- Xia, F, Taghian, DG, DeFrank, JS, Zeng, ZC, Willers, H, Iliakis, G, Powell, SN Deficiency of human BRCA2 leads to impaired homologous recombination but maintains normal nonhomologous end joining. Proc Natl Acad Sci U S A, 98(15), 8644-9, 2001.
- Wang, H, Zeng, ZC, Bui, TA, DiBiase, SJ, Qin, W, Xia, F, Powell, SN, Iliakis, G Nonhomologous end-joining of ionizing radiation-induced DNA double-stranded breaks in human tumor cells deficient in BRCA1 or BRCA2. Cancer Res, 61(1), 270-7, 2001.
- Willers, H, McCarthy, EE, Wu, B, Wunsch, H, Tang, W, Taghian, DG, Xia, F, Powell, SN Dissociation of p53-mediated suppression of homologous recombination from G1/S cell cycle checkpoint control. Oncogene, 19(5), 632-9, 2000.
- Mao, Z, Bonni, A, Xia, F, Nadal-Vicens, M, Greenberg, ME Neuronal activity-dependent cell survival mediated by transcription factor MEF2. Science, 286(5440), 785-90, 1999.
- Turner, NA, Xia, F, Azhar, G, Zhang, X, Liu, L, Wei, JY Oxidative stress induces DNA fragmentation and caspase activation via the c-Jun NH2-terminal kinase pathway in H9c2 cardiac muscle cells. J Mol Cell Cardiol, 30(9), 1789-801, 1998.

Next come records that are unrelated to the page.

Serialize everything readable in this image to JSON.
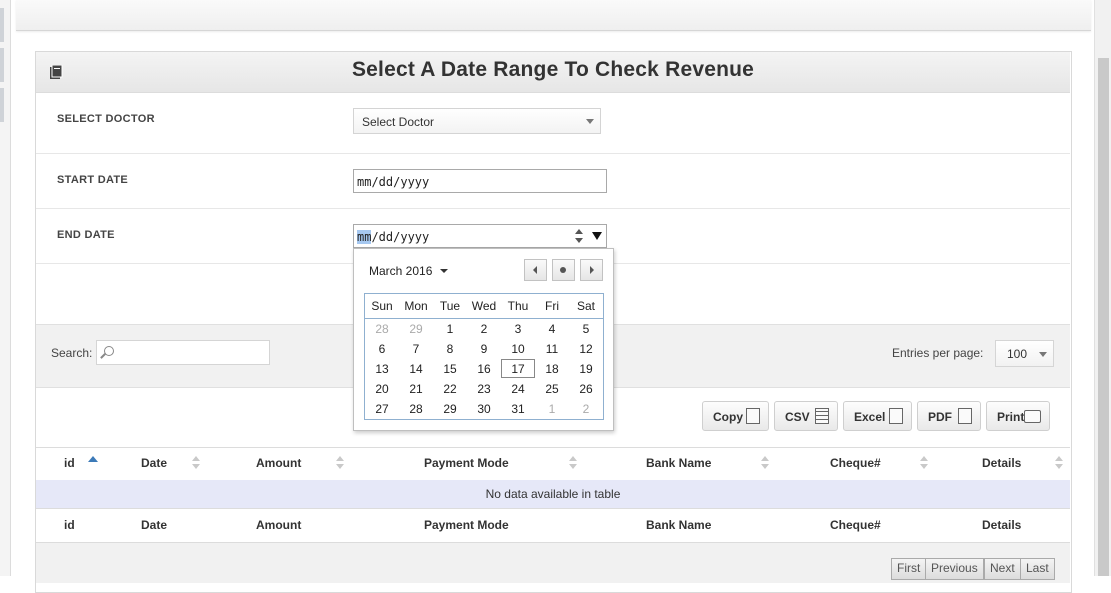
{
  "page": {
    "title": "Select A Date Range To Check Revenue"
  },
  "form": {
    "doctor_label": "SELECT DOCTOR",
    "doctor_value": "Select Doctor",
    "start_label": "START DATE",
    "start_value": "mm/dd/yyyy",
    "end_label": "END DATE",
    "end_value_mm": "mm",
    "end_value_rest": "/dd/yyyy"
  },
  "calendar": {
    "month_label": "March 2016",
    "weekdays": [
      "Sun",
      "Mon",
      "Tue",
      "Wed",
      "Thu",
      "Fri",
      "Sat"
    ],
    "weeks": [
      [
        "28",
        "29",
        "1",
        "2",
        "3",
        "4",
        "5"
      ],
      [
        "6",
        "7",
        "8",
        "9",
        "10",
        "11",
        "12"
      ],
      [
        "13",
        "14",
        "15",
        "16",
        "17",
        "18",
        "19"
      ],
      [
        "20",
        "21",
        "22",
        "23",
        "24",
        "25",
        "26"
      ],
      [
        "27",
        "28",
        "29",
        "30",
        "31",
        "1",
        "2"
      ]
    ],
    "today": "17"
  },
  "table_tools": {
    "search_label": "Search:",
    "entries_label": "Entries per page:",
    "entries_value": "100",
    "export": {
      "copy": "Copy",
      "csv": "CSV",
      "excel": "Excel",
      "pdf": "PDF",
      "print": "Print"
    }
  },
  "table": {
    "columns": [
      "id",
      "Date",
      "Amount",
      "Payment Mode",
      "Bank Name",
      "Cheque#",
      "Details"
    ],
    "empty_message": "No data available in table"
  },
  "pagination": {
    "first": "First",
    "previous": "Previous",
    "next": "Next",
    "last": "Last"
  },
  "colors": {
    "accent": "#3c7ab8",
    "empty_row": "#e6e8f8",
    "panel_header": "#e6e6e6"
  }
}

- Xia, F, Liber, HL The tumor suppressor p53 modifies mutational processes in a human lymphoblastoid cell line. Mutat Res, 373(1), 87-97, 1997.
- Xia, F, Wang, X, Wang, YH, Tsang, NM, Yandell, DW, Kelsey, KT, Liber, HL Altered p53 status correlates with differences in sensitivity to radiation-induced mutation and apoptosis in two closely related human lymphoblast lines. Cancer Res, 55(1), 12-5, 1995.
- Xia, F, Liber, HL Electroporation of human lymphoblastoid cells. Methods Mol Biol, 48151-60, 1995.
- Phillips, EN, Xia, F, Kelsey, KT, Liber, HL Spectra of spontaneous and X-ray-induced mutations at the hprt locus in related human lymphoblast cell lines that express wild-type or mutant p53. Radiat Res, 143(3), 255-62, 1995.
- Xia, F, Amundson, SA, Nickoloff, JA, Liber, HL Different capacities for recombination in closely related human lymphoblastoid cell lines with different mutational responses to X-irradiation. Mol Cell Biol, 14(9), 5850-7, 1994.
- Kelsey, KT, Xia, F, Bodell, WJ, Spengler, JD, Christiani, DC, Dockery, DW, Liber, HL Genotoxicity to human cells induced by air particulates isolated during the Kuwait oil fires. Environ Res, 64(1), 18-25, 1994.
- Amundson, SA, Xia, F, Wolfson, K, Liber, HL Different cytotoxic and mutagenic responses induced by X-rays in two human lymphoblastoid cell lines derived from a single donor. Mutat Res, 286(2), 233-41, 1993.